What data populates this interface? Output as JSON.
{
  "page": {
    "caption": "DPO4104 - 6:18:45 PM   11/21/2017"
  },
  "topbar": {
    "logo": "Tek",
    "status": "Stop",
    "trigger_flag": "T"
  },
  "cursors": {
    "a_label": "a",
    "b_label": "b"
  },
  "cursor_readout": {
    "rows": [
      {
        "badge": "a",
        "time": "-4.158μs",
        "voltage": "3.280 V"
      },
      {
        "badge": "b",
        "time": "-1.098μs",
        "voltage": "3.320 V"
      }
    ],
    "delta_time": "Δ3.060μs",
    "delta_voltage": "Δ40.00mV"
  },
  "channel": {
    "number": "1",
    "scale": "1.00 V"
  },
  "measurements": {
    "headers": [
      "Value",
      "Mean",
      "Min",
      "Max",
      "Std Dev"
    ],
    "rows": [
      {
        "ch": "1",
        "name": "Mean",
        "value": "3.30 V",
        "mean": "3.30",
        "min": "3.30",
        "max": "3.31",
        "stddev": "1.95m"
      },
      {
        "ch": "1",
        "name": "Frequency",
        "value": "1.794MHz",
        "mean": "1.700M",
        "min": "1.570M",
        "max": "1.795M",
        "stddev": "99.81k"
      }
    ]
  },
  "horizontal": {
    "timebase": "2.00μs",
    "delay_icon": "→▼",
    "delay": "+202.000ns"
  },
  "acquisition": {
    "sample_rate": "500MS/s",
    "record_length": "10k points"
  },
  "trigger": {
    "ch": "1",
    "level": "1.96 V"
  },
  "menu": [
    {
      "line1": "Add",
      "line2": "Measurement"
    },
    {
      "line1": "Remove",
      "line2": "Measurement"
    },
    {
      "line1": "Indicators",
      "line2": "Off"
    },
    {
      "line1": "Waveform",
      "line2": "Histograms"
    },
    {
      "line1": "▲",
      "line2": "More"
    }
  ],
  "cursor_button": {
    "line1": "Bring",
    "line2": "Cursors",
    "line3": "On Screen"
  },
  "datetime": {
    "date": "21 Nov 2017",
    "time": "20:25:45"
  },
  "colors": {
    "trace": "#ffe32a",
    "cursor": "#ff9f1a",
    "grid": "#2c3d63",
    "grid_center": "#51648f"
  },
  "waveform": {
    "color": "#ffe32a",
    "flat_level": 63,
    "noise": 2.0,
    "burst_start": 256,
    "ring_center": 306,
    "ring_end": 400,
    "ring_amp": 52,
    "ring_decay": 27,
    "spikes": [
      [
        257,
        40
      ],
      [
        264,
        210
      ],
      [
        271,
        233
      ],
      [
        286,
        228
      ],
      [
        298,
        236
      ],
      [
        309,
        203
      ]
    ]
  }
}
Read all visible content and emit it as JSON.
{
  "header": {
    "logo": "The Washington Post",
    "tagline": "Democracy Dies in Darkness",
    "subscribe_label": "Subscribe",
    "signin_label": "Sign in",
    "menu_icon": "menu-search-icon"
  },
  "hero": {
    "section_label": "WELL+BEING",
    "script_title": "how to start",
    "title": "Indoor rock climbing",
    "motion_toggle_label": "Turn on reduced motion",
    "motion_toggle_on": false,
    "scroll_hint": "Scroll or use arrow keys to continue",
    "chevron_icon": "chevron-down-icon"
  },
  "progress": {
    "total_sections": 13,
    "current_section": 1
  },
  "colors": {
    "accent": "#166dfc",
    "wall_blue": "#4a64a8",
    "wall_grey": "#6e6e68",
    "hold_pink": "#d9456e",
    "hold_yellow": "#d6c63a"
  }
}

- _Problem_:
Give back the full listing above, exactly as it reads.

- _Your response_:
What data populates this interface? Output as JSON.
{
  "page": {
    "caption": "DPO4104 - 6:18:45 PM   11/21/2017"
  },
  "topbar": {
    "logo": "Tek",
    "status": "Stop",
    "trigger_flag": "T"
  },
  "cursors": {
    "a_label": "a",
    "b_label": "b"
  },
  "cursor_readout": {
    "rows": [
      {
        "badge": "a",
        "time": "-4.158μs",
        "voltage": "3.280 V"
      },
      {
        "badge": "b",
        "time": "-1.098μs",
        "voltage": "3.320 V"
      }
    ],
    "delta_time": "Δ3.060μs",
    "delta_voltage": "Δ40.00mV"
  },
  "channel": {
    "number": "1",
    "scale": "1.00 V"
  },
  "measurements": {
    "headers": [
      "Value",
      "Mean",
      "Min",
      "Max",
      "Std Dev"
    ],
    "rows": [
      {
        "ch": "1",
        "name": "Mean",
        "value": "3.30 V",
        "mean": "3.30",
        "min": "3.30",
        "max": "3.31",
        "stddev": "1.95m"
      },
      {
        "ch": "1",
        "name": "Frequency",
        "value": "1.794MHz",
        "mean": "1.700M",
        "min": "1.570M",
        "max": "1.795M",
        "stddev": "99.81k"
      }
    ]
  },
  "horizontal": {
    "timebase": "2.00μs",
    "delay_icon": "→▼",
    "delay": "+202.000ns"
  },
  "acquisition": {
    "sample_rate": "500MS/s",
    "record_length": "10k points"
  },
  "trigger": {
    "ch": "1",
    "level": "1.96 V"
  },
  "menu": [
    {
      "line1": "Add",
      "line2": "Measurement"
    },
    {
      "line1": "Remove",
      "line2": "Measurement"
    },
    {
      "line1": "Indicators",
      "line2": "Off"
    },
    {
      "line1": "Waveform",
      "line2": "Histograms"
    },
    {
      "line1": "▲",
      "line2": "More"
    }
  ],
  "cursor_button": {
    "line1": "Bring",
    "line2": "Cursors",
    "line3": "On Screen"
  },
  "datetime": {
    "date": "21 Nov 2017",
    "time": "20:25:45"
  },
  "colors": {
    "trace": "#ffe32a",
    "cursor": "#ff9f1a",
    "grid": "#2c3d63",
    "grid_center": "#51648f"
  },
  "waveform": {
    "color": "#ffe32a",
    "flat_level": 63,
    "noise": 2.0,
    "burst_start": 256,
    "ring_center": 306,
    "ring_end": 400,
    "ring_amp": 52,
    "ring_decay": 27,
    "spikes": [
      [
        257,
        40
      ],
      [
        264,
        210
      ],
      [
        271,
        233
      ],
      [
        286,
        228
      ],
      [
        298,
        236
      ],
      [
        309,
        203
      ]
    ]
  }
}
Read all visible content and emit it as JSON.
{
  "header": {
    "logo": "The Washington Post",
    "tagline": "Democracy Dies in Darkness",
    "subscribe_label": "Subscribe",
    "signin_label": "Sign in",
    "menu_icon": "menu-search-icon"
  },
  "hero": {
    "section_label": "WELL+BEING",
    "script_title": "how to start",
    "title": "Indoor rock climbing",
    "motion_toggle_label": "Turn on reduced motion",
    "motion_toggle_on": false,
    "scroll_hint": "Scroll or use arrow keys to continue",
    "chevron_icon": "chevron-down-icon"
  },
  "progress": {
    "total_sections": 13,
    "current_section": 1
  },
  "colors": {
    "accent": "#166dfc",
    "wall_blue": "#4a64a8",
    "wall_grey": "#6e6e68",
    "hold_pink": "#d9456e",
    "hold_yellow": "#d6c63a"
  }
}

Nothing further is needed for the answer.